### To do
Your response should consist of every line below, reproduced without alteration.

□ □ □ □ □

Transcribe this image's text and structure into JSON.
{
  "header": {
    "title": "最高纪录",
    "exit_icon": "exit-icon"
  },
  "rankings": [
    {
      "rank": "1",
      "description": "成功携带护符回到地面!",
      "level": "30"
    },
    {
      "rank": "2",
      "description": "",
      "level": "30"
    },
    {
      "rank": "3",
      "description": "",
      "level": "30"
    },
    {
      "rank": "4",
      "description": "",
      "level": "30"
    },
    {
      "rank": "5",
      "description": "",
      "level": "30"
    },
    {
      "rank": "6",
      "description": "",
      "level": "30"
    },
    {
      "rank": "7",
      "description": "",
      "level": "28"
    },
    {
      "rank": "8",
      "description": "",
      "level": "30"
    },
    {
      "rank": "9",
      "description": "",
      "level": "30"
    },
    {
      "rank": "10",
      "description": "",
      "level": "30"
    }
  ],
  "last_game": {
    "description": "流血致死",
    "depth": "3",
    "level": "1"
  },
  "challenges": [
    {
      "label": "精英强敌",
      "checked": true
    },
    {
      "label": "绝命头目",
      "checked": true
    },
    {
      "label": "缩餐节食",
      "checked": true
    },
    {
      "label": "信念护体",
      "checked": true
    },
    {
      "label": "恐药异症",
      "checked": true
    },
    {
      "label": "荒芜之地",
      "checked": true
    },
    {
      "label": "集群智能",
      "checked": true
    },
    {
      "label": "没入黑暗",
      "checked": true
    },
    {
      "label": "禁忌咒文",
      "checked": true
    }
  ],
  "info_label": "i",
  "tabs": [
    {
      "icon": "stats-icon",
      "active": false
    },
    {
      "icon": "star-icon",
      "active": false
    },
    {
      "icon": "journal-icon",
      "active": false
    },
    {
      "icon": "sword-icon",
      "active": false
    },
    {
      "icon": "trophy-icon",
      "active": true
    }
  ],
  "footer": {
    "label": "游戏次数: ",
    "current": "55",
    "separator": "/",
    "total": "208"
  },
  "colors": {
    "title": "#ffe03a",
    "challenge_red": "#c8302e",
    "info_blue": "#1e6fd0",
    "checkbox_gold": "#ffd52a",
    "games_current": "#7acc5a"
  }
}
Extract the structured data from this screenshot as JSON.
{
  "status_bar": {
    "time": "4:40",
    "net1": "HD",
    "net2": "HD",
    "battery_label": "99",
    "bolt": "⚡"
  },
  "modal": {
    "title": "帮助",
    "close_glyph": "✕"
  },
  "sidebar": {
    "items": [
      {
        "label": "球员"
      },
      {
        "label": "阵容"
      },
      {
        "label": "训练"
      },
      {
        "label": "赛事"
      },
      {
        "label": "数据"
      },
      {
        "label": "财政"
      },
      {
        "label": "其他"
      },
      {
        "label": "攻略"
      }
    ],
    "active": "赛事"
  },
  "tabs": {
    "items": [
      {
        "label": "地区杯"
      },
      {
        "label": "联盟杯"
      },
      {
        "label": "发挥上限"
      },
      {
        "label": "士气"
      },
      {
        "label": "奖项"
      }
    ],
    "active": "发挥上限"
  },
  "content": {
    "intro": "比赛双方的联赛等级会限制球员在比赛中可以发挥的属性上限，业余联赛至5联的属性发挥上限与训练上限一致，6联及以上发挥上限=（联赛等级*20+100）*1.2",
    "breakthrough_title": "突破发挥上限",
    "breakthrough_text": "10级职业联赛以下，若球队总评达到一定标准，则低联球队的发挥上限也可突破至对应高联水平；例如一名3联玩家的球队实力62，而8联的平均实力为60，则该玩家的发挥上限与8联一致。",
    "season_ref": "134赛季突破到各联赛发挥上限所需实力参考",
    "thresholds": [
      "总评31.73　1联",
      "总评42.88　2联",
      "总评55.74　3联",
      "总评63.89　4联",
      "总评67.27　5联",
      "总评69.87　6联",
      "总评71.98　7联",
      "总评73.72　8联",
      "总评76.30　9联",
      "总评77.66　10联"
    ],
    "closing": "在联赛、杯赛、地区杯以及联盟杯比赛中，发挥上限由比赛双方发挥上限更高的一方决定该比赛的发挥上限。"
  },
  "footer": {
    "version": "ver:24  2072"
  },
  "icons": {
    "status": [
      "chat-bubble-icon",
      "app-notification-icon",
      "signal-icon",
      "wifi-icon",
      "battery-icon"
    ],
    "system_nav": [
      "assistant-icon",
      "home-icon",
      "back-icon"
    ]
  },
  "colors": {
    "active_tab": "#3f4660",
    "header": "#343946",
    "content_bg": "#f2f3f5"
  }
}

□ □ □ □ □

### Reply
Transcribe this image's text and structure into JSON.
{
  "header": {
    "title": "最高纪录",
    "exit_icon": "exit-icon"
  },
  "rankings": [
    {
      "rank": "1",
      "description": "成功携带护符回到地面!",
      "level": "30"
    },
    {
      "rank": "2",
      "description": "",
      "level": "30"
    },
    {
      "rank": "3",
      "description": "",
      "level": "30"
    },
    {
      "rank": "4",
      "description": "",
      "level": "30"
    },
    {
      "rank": "5",
      "description": "",
      "level": "30"
    },
    {
      "rank": "6",
      "description": "",
      "level": "30"
    },
    {
      "rank": "7",
      "description": "",
      "level": "28"
    },
    {
      "rank": "8",
      "description": "",
      "level": "30"
    },
    {
      "rank": "9",
      "description": "",
      "level": "30"
    },
    {
      "rank": "10",
      "description": "",
      "level": "30"
    }
  ],
  "last_game": {
    "description": "流血致死",
    "depth": "3",
    "level": "1"
  },
  "challenges": [
    {
      "label": "精英强敌",
      "checked": true
    },
    {
      "label": "绝命头目",
      "checked": true
    },
    {
      "label": "缩餐节食",
      "checked": true
    },
    {
      "label": "信念护体",
      "checked": true
    },
    {
      "label": "恐药异症",
      "checked": true
    },
    {
      "label": "荒芜之地",
      "checked": true
    },
    {
      "label": "集群智能",
      "checked": true
    },
    {
      "label": "没入黑暗",
      "checked": true
    },
    {
      "label": "禁忌咒文",
      "checked": true
    }
  ],
  "info_label": "i",
  "tabs": [
    {
      "icon": "stats-icon",
      "active": false
    },
    {
      "icon": "star-icon",
      "active": false
    },
    {
      "icon": "journal-icon",
      "active": false
    },
    {
      "icon": "sword-icon",
      "active": false
    },
    {
      "icon": "trophy-icon",
      "active": true
    }
  ],
  "footer": {
    "label": "游戏次数: ",
    "current": "55",
    "separator": "/",
    "total": "208"
  },
  "colors": {
    "title": "#ffe03a",
    "challenge_red": "#c8302e",
    "info_blue": "#1e6fd0",
    "checkbox_gold": "#ffd52a",
    "games_current": "#7acc5a"
  }
}
Extract the structured data from this screenshot as JSON.
{
  "status_bar": {
    "time": "4:40",
    "net1": "HD",
    "net2": "HD",
    "battery_label": "99",
    "bolt": "⚡"
  },
  "modal": {
    "title": "帮助",
    "close_glyph": "✕"
  },
  "sidebar": {
    "items": [
      {
        "label": "球员"
      },
      {
        "label": "阵容"
      },
      {
        "label": "训练"
      },
      {
        "label": "赛事"
      },
      {
        "label": "数据"
      },
      {
        "label": "财政"
      },
      {
        "label": "其他"
      },
      {
        "label": "攻略"
      }
    ],
    "active": "赛事"
  },
  "tabs": {
    "items": [
      {
        "label": "地区杯"
      },
      {
        "label": "联盟杯"
      },
      {
        "label": "发挥上限"
      },
      {
        "label": "士气"
      },
      {
        "label": "奖项"
      }
    ],
    "active": "发挥上限"
  },
  "content": {
    "intro": "比赛双方的联赛等级会限制球员在比赛中可以发挥的属性上限，业余联赛至5联的属性发挥上限与训练上限一致，6联及以上发挥上限=（联赛等级*20+100）*1.2",
    "breakthrough_title": "突破发挥上限",
    "breakthrough_text": "10级职业联赛以下，若球队总评达到一定标准，则低联球队的发挥上限也可突破至对应高联水平；例如一名3联玩家的球队实力62，而8联的平均实力为60，则该玩家的发挥上限与8联一致。",
    "season_ref": "134赛季突破到各联赛发挥上限所需实力参考",
    "thresholds": [
      "总评31.73　1联",
      "总评42.88　2联",
      "总评55.74　3联",
      "总评63.89　4联",
      "总评67.27　5联",
      "总评69.87　6联",
      "总评71.98　7联",
      "总评73.72　8联",
      "总评76.30　9联",
      "总评77.66　10联"
    ],
    "closing": "在联赛、杯赛、地区杯以及联盟杯比赛中，发挥上限由比赛双方发挥上限更高的一方决定该比赛的发挥上限。"
  },
  "footer": {
    "version": "ver:24  2072"
  },
  "icons": {
    "status": [
      "chat-bubble-icon",
      "app-notification-icon",
      "signal-icon",
      "wifi-icon",
      "battery-icon"
    ],
    "system_nav": [
      "assistant-icon",
      "home-icon",
      "back-icon"
    ]
  },
  "colors": {
    "active_tab": "#3f4660",
    "header": "#343946",
    "content_bg": "#f2f3f5"
  }
}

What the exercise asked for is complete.